The Department of Seniors has repeated that “it’s up to everyone, individuals, governments, business, community organizations and the voluntary sector to anticipate the challenges and take the steps needed to meet them.” Yet the old Strategy and the new Action Plan, while both recognizing the enormous scope of the issue, fall short in meaningfully bringing in the province’s resources and capacities from all sectors to make change happen. Business, government, and nonprofits need to be working together strategically to push our province forward. Failure to do so, I’m afraid, augurs the death of our economy and our dwindling population.

New internal trade agreement a (very small) step forward

By Justin Hatherly
AIMS on Campus Fellow

Under the various Liberal and Conservative governments that have ruled us since time immemorial, Canadians have been enthusiastic trade liberalizers.  Since 1974, the Federal government has negotiated numerous free trade agreements with nations big and small.  Yet despite eschewing protectionism internationally, Canadians perversely, still practice it domestically.

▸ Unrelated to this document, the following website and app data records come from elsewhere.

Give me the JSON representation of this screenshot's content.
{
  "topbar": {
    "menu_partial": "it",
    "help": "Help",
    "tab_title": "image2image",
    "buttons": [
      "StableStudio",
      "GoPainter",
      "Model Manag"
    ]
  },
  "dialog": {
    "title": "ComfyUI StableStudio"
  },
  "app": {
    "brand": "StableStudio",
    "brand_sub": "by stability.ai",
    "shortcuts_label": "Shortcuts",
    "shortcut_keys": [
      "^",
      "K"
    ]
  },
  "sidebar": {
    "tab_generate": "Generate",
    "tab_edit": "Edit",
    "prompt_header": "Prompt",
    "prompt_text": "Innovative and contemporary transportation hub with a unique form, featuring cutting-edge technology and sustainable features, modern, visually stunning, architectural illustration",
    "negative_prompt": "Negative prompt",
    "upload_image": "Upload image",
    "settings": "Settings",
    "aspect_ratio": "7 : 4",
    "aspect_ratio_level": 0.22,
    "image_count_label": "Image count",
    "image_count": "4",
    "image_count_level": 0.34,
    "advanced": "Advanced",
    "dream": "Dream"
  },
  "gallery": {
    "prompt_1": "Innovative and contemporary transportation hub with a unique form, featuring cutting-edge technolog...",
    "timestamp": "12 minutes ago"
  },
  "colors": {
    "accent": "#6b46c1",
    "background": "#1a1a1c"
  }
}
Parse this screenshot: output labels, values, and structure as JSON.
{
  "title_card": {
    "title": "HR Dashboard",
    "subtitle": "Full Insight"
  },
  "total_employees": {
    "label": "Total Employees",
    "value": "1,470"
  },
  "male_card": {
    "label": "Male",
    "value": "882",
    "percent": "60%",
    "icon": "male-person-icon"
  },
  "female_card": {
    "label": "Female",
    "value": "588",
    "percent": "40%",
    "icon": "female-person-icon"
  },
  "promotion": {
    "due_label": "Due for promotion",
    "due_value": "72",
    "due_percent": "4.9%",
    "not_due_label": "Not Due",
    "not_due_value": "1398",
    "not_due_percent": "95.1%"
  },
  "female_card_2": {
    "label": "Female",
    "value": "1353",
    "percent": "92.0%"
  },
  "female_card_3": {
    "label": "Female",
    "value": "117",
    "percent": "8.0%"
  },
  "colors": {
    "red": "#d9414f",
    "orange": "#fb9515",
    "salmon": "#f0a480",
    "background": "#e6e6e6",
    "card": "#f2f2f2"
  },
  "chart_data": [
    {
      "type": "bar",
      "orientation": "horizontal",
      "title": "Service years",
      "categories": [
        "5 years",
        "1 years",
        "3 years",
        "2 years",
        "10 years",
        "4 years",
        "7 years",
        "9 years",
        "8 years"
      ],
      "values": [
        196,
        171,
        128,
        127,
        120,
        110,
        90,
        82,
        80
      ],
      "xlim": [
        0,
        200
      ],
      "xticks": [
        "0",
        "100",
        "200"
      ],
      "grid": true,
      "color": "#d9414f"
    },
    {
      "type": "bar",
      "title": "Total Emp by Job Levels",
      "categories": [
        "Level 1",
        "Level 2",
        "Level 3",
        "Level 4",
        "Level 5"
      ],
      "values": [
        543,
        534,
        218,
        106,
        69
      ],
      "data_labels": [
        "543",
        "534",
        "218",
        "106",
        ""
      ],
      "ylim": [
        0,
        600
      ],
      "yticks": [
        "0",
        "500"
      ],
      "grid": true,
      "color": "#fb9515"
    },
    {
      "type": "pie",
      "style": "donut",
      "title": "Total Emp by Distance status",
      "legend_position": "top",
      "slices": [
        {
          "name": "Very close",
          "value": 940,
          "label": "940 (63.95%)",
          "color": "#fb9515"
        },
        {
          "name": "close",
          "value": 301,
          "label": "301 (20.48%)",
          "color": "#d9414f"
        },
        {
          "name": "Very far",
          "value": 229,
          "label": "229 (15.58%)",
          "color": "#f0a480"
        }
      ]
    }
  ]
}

Though confederation was meant to allow create a seamless economic union, unfortunately, at present numerous internal barriers to trade exist.  These barriers range from licensing requirements, for instance, in which a fully qualified electrician in New Brunswick might be unable to ply his or her trade in Alberta, to procurement restrictions in local government.  Whatever their nature, the insidious effects of internal trade restrictions is the same: they inhibit specialization, productivity and consumer choice.

Given the debilitating effect of internal trade restrictions, many Canadian economists responded enthusiastically to recent provincial attempts to liberalize internal trade.  Unfortunately, while the recently released interprovincial agreement on free trade makes some progress, it still maintains multiple prevailing restrictions that undermine Canadian prosperity.

There are aspects of the agreement that do represent an improvement on its predecessor (the 1995 Agreement on Internal Trade). Unlike this agreement, which only applied to 11 stipulated sectors, this agreement includes all sectors not specifically exempted.  This would be something to be truly lauded, if there were not almost as many exemptions to the rules as there are rules themselves.

That is, despite attempting to free internal trade across the board, the numerous exemptions effectively mean that there will be only a small increase in the number of industries that are not strangled by the dead hand of the state.

Additionally, the agreement seems to suggest that whole areas of economic exchange (such as financial services) are to be completely barred from consideration in future negotiations on internal trade.  Provinces will still effectively be allowed to pursue zero-sum economic warfare in terms of providing subsidies.  While ostensibly the agreement will bar provinces from instituting “overtly discriminatory” subsidies, this distinction is meaningless.  By definition all subsidies are discriminatory.   Subsidies distort resource allocation and arbitrarily transfer wealth from taxpayers to the group receiving government largesse.  They do not add to total economic output, but simply transfer resources in a manner that is normally suboptimal.  It will be amusing to see governments pander to all forms of rent seekers as they try to enforce the subsidy provisions.

At its core, the case for free domestic trade is no different than the case for free international trade.  Any individual, given the limits on his or her time and resources, can ill afford to attempt to produce all they wish or need to consume.  Thus, we all benefit from the existence of other individuals who produce goods and services, for that allows us to specialize, increase our own production, and consequently, consume more than we otherwise would.  Internal restrictions on trade are estimated to cost the Canadian economy up to $50 billion annually in lost output.  They also run counter to the spirt of national unity as they divide the country into isolated economic segments.

As such, while the new trade agreement should be lauded for expanding the scope of goods and services that can freely be traded among the provinces, it is still inadequate and Canadians should remain dissatisfied until they enjoy unhampered trade throughout our nation.